WORK TASK ▸ Among the entries below, how many lines hold "shape"? Reply with the number only.

RECORDS FOR THE TASK ▸
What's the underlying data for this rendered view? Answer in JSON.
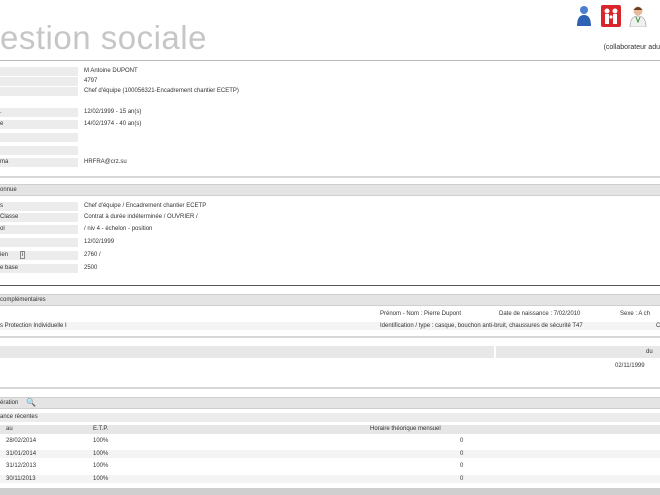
{
  "header": {
    "app_title": "estion sociale",
    "user_label": "(collaborateur adu",
    "icons": [
      "person-blue-icon",
      "family-red-icon",
      "doctor-icon"
    ]
  },
  "identity": {
    "rows": [
      {
        "label": "",
        "value": "M Antoine DUPONT"
      },
      {
        "label": "",
        "value": "4797"
      },
      {
        "label": "",
        "value": "Chef d'équipe (100056321-Encadrement chantier ECETP)"
      },
      {
        "label": ".",
        "value": "12/02/1999 - 15 an(s)"
      },
      {
        "label": "e",
        "value": "14/02/1974 - 40 an(s)"
      },
      {
        "label": "",
        "value": ""
      },
      {
        "label": "",
        "value": ""
      },
      {
        "label": "ma",
        "value": "HRFRA@crz.su"
      }
    ]
  },
  "contract": {
    "title": "onnue",
    "rows": [
      {
        "label": "s",
        "value": "Chef d'équipe / Encadrement chantier ECETP"
      },
      {
        "label": "Classe",
        "value": "Contrat à durée indéterminée / OUVRIER /"
      },
      {
        "label": "ol",
        "value": "/ niv 4 - échelon - position"
      },
      {
        "label": "",
        "value": "12/02/1999"
      },
      {
        "label": "ien",
        "value": "2760 /"
      },
      {
        "label": "e base",
        "value": "2500"
      }
    ]
  },
  "complementary": {
    "title": "complémentaires",
    "row1": {
      "name": "Prénom - Nom : Pierre Dupont",
      "birth": "Date de naissance : 7/02/2010",
      "sex": "Sexe : A ch"
    },
    "row2": {
      "left": "s Protection Individuelle I",
      "right": "Identification / type : casque, bouchon anti-bruit, chaussures de sécurité T47",
      "tail": "C"
    }
  },
  "period": {
    "col_right": "du",
    "value": "02/11/1999"
  },
  "schedule": {
    "title": "ération",
    "subtitle": "ance récentes",
    "columns": [
      "au",
      "E.T.P.",
      "Horaire théorique mensuel"
    ],
    "rows": [
      {
        "date": "28/02/2014",
        "etp": "100%",
        "hours": "0"
      },
      {
        "date": "31/01/2014",
        "etp": "100%",
        "hours": "0"
      },
      {
        "date": "31/12/2013",
        "etp": "100%",
        "hours": "0"
      },
      {
        "date": "30/11/2013",
        "etp": "100%",
        "hours": "0"
      }
    ]
  }
}
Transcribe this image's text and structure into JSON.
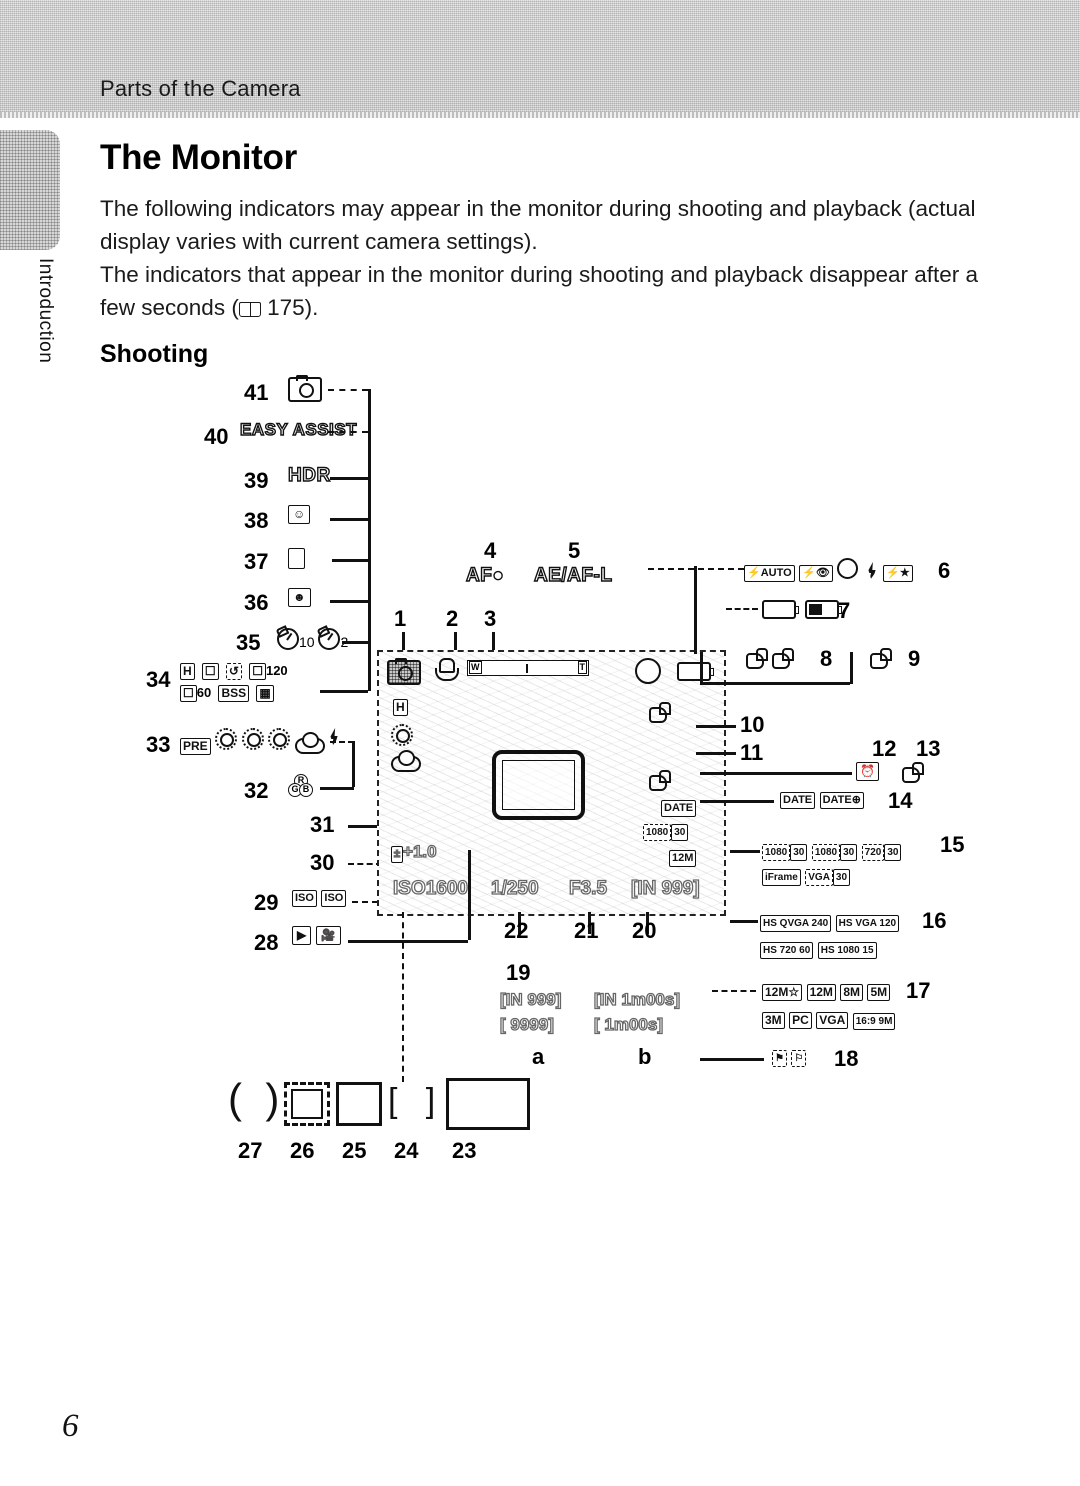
{
  "header": {
    "section_title": "Parts of the Camera"
  },
  "side_tab": {
    "label": "Introduction"
  },
  "content": {
    "heading": "The Monitor",
    "paragraph_1": "The following indicators may appear in the monitor during shooting and playback (actual display varies with current camera settings).",
    "paragraph_2_before": "The indicators that appear in the monitor during shooting and playback disappear after a few seconds (",
    "paragraph_2_ref": "175",
    "paragraph_2_after": ").",
    "subheading": "Shooting"
  },
  "left_callouts": [
    {
      "num": "41",
      "icon": "camera-mode-icon"
    },
    {
      "num": "40",
      "label": "EASY ASSIST"
    },
    {
      "num": "39",
      "label": "HDR"
    },
    {
      "num": "38",
      "icon": "pet-portrait-icon"
    },
    {
      "num": "37",
      "icon": "multi-shot-icon"
    },
    {
      "num": "36",
      "icon": "smile-timer-icon"
    },
    {
      "num": "35",
      "label_a": "10",
      "label_b": "2",
      "icon": "self-timer-icon"
    },
    {
      "num": "34",
      "labels": [
        "H",
        "",
        "",
        "120",
        "60",
        "BSS",
        ""
      ]
    },
    {
      "num": "33",
      "labels": [
        "PRE",
        "",
        "",
        "",
        "",
        ""
      ]
    },
    {
      "num": "32",
      "icon": "rgb-color-options-icon"
    },
    {
      "num": "31",
      "icon": ""
    },
    {
      "num": "30",
      "label": "+1.0"
    },
    {
      "num": "29",
      "labels": [
        "ISO",
        "ISO-A"
      ]
    },
    {
      "num": "28",
      "icon": "playback-movie-icon"
    }
  ],
  "monitor_osd": {
    "item1": "shooting-mode-icon",
    "item2": "macro-mode-icon",
    "item3_zoom": {
      "wide": "W",
      "tele": "T"
    },
    "item4": "AF●",
    "item5": "AE/AF-L",
    "burst_h": "H",
    "exposure_comp": "+1.0",
    "iso": "ISO1600",
    "shutter": "1/250",
    "aperture": "F3.5",
    "remaining": "[IN 999]",
    "date_imprint": "DATE",
    "movie_opt": "1080 30",
    "image_mode": "12M"
  },
  "right_callouts": [
    {
      "num": "6",
      "labels": [
        "AUTO"
      ],
      "name": "flash-mode"
    },
    {
      "num": "7",
      "name": "battery-level"
    },
    {
      "num": "8",
      "name": "vibration-reduction"
    },
    {
      "num": "9",
      "name": "motion-detection"
    },
    {
      "num": "10",
      "name": "wind-noise-reduction"
    },
    {
      "num": "11",
      "name": "blink-warning"
    },
    {
      "num": "12",
      "name": "travel-destination"
    },
    {
      "num": "13",
      "name": "touch-shutter"
    },
    {
      "num": "14",
      "labels": [
        "DATE",
        "DATE⊕"
      ],
      "name": "date-imprint"
    },
    {
      "num": "15",
      "labels": [
        "1080 30",
        "1080 30",
        "720 30",
        "iFrame",
        "VGA 30"
      ],
      "name": "movie-options"
    },
    {
      "num": "16",
      "labels": [
        "HS QVGA 240",
        "HS VGA 120",
        "HS 720 60",
        "HS 1080 15"
      ],
      "name": "hs-movie-options"
    },
    {
      "num": "17",
      "labels": [
        "12M☆",
        "12M",
        "8M",
        "5M",
        "3M",
        "PC",
        "VGA",
        "16:9 9M"
      ],
      "name": "image-mode"
    },
    {
      "num": "18",
      "name": "panorama-assist"
    }
  ],
  "bottom_callouts": [
    {
      "num": "22",
      "name": "shutter-speed"
    },
    {
      "num": "21",
      "name": "aperture-value"
    },
    {
      "num": "20",
      "name": "exposures-remaining"
    },
    {
      "num": "19",
      "name": "internal-memory-indicator",
      "rows": [
        {
          "a": "[IN 999]",
          "b": "[IN      1m00s]"
        },
        {
          "a": "[ 9999]",
          "b": "[        1m00s]"
        }
      ],
      "sub_a": "a",
      "sub_b": "b"
    }
  ],
  "focus_markers": [
    {
      "num": "27",
      "shape": "parentheses"
    },
    {
      "num": "26",
      "shape": "bracketed-square"
    },
    {
      "num": "25",
      "shape": "square"
    },
    {
      "num": "24",
      "shape": "corner-brackets"
    },
    {
      "num": "23",
      "shape": "rectangle"
    }
  ],
  "footer": {
    "page_number": "6"
  }
}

ANSWER BOX ▸ 5